What is risk-based pricing?
Risk-based pricing occurs when lenders offer different consumers different interest rates or other loan terms, based on the estimated risk that the consumers will fail to pay back their loans.
This means, for example, that lenders will generally offer a higher interest rate to you if they view you as a higher risk borrower - say, because you recently declared bankruptcy, lost a job, or are several payments behind on a mortgage. For the same exact loan, lenders will generally offer a lower interest rate if they view you as a lower risk - say, because you have a good credit score and are employed.
Each lender uses its own process to determine the risk that you will default on a loan, but most use your credit score, employment status, income, and other outstanding debts, among other factors.

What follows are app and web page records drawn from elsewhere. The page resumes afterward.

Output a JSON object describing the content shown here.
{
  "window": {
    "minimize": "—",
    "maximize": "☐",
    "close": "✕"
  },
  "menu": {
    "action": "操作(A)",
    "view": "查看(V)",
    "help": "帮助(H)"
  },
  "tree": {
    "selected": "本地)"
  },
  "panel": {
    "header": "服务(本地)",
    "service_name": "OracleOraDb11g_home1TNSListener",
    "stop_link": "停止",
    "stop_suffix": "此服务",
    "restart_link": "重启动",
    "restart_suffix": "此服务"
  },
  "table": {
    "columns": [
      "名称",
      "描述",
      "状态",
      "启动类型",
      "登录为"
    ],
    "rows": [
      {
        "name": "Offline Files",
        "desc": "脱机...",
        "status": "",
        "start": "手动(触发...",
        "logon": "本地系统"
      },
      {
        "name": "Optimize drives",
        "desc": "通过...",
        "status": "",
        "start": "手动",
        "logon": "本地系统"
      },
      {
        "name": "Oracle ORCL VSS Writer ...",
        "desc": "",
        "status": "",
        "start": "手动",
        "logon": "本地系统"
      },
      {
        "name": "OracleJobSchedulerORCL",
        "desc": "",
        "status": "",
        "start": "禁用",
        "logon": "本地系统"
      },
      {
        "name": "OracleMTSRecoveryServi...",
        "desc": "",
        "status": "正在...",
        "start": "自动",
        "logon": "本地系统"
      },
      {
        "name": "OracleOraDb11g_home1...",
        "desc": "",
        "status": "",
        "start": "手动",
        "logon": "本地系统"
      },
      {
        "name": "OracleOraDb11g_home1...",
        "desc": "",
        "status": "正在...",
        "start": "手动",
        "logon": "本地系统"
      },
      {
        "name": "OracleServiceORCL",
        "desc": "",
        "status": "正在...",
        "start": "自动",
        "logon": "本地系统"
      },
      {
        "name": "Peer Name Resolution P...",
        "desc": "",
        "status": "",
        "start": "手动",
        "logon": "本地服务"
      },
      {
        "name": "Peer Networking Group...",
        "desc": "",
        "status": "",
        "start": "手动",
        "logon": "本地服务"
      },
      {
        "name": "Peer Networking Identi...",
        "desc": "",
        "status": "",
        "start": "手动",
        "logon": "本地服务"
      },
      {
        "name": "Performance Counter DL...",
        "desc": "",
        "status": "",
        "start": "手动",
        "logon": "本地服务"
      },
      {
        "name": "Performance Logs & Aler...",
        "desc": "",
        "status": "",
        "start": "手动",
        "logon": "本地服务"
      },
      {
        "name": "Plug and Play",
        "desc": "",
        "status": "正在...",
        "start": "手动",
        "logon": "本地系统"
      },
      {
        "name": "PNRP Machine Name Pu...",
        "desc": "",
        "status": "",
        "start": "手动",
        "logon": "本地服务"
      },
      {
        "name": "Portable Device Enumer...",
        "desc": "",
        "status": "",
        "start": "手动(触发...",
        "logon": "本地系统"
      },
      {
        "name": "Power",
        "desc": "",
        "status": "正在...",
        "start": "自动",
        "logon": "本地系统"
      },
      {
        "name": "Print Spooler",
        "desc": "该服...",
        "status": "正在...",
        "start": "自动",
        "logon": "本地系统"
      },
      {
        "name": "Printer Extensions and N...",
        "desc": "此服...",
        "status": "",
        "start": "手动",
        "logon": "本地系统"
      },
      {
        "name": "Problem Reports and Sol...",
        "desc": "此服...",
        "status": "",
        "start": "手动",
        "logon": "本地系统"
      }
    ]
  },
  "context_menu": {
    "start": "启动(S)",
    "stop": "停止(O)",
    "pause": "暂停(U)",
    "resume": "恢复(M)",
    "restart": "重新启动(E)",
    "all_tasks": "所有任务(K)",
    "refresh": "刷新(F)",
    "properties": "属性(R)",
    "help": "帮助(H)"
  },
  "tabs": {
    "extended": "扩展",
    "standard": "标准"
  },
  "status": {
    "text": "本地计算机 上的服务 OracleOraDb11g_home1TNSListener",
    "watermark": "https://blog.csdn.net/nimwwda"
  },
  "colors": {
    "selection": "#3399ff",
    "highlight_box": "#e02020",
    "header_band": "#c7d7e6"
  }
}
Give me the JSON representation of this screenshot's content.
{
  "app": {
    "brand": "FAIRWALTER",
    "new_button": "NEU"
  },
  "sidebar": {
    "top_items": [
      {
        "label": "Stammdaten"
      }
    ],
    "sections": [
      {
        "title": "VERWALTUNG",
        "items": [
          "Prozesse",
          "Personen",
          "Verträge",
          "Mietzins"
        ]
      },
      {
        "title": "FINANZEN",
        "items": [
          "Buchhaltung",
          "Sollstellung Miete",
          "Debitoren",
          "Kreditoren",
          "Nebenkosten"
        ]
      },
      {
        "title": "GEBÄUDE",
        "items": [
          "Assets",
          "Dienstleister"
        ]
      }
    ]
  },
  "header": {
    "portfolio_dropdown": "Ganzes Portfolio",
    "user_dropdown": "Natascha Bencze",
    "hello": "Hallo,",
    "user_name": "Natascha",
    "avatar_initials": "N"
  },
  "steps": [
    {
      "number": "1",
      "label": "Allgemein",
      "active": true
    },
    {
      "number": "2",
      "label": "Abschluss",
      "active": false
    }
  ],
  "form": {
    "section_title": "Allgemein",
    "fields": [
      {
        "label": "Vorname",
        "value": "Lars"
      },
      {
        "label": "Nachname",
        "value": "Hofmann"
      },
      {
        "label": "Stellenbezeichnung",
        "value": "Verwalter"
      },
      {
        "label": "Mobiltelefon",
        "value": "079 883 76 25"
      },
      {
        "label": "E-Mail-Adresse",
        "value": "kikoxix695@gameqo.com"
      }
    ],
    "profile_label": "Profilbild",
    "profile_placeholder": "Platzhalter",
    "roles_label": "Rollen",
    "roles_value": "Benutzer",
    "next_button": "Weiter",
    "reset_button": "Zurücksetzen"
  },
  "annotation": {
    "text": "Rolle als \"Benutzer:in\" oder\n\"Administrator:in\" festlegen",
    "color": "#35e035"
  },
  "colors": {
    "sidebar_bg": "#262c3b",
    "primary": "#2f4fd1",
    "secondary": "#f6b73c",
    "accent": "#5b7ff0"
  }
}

If a lender relied on a credit report in making a lending decision about you, you should get a Risk-Based Pricing notice if you receive less favorable terms than other borrowers based in any part on your credit report. This notice includes information about how to get your free annual credit report, your credit score, the score range, and the negative factors affecting the score.
Lenders may NOT use certain legally prohibited factors to decide whether to give you a loan or how much to charge you, such as your race, gender or age.